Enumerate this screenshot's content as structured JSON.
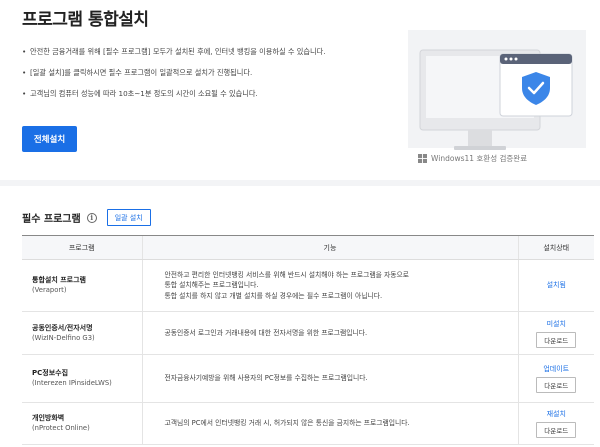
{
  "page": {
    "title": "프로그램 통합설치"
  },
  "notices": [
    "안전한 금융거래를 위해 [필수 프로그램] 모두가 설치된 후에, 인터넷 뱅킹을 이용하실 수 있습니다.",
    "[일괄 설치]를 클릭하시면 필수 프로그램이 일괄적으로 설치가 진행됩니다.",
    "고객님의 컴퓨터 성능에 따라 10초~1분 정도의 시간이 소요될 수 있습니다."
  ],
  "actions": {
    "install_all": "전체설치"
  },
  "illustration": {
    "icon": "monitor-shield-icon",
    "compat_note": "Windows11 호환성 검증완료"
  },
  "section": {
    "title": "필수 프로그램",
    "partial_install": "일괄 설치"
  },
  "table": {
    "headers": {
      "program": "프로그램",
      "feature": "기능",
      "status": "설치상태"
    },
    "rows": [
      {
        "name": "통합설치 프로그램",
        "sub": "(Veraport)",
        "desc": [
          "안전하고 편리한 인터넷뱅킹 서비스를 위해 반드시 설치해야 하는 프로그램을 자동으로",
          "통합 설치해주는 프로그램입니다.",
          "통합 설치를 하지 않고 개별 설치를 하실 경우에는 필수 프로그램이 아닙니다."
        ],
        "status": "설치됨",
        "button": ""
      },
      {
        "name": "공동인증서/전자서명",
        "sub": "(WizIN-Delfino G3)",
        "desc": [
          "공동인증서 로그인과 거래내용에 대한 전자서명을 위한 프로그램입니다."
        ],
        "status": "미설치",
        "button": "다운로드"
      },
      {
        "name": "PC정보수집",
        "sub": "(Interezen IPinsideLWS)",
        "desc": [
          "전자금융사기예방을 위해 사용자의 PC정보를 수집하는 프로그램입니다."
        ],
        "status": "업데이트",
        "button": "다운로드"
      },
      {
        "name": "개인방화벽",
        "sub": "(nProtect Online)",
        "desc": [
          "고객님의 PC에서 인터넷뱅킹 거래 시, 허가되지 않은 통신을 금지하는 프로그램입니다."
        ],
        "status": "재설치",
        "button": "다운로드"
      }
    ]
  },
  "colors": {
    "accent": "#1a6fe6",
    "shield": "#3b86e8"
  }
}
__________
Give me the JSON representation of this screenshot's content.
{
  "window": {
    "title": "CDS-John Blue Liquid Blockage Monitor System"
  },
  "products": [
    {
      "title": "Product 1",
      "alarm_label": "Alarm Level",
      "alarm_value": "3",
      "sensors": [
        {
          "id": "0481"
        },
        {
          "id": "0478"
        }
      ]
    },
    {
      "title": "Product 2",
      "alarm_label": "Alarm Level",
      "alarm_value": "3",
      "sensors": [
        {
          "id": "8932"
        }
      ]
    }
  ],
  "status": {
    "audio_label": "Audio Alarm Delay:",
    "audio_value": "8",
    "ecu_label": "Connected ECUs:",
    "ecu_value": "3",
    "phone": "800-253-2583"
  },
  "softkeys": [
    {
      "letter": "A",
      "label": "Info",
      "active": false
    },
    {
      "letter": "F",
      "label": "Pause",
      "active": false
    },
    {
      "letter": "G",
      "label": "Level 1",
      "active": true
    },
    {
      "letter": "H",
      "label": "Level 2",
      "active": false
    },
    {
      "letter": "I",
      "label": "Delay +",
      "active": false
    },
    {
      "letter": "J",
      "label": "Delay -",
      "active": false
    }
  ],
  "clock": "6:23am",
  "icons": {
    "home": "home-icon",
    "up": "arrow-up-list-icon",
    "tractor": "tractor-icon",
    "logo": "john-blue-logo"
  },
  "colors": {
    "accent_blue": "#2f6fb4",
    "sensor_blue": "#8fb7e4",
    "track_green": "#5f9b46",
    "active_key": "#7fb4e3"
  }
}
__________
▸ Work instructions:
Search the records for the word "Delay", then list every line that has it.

▸ Solution:
    "audio_label": "Audio Alarm Delay:",
      "label": "Delay +",
      "label": "Delay -",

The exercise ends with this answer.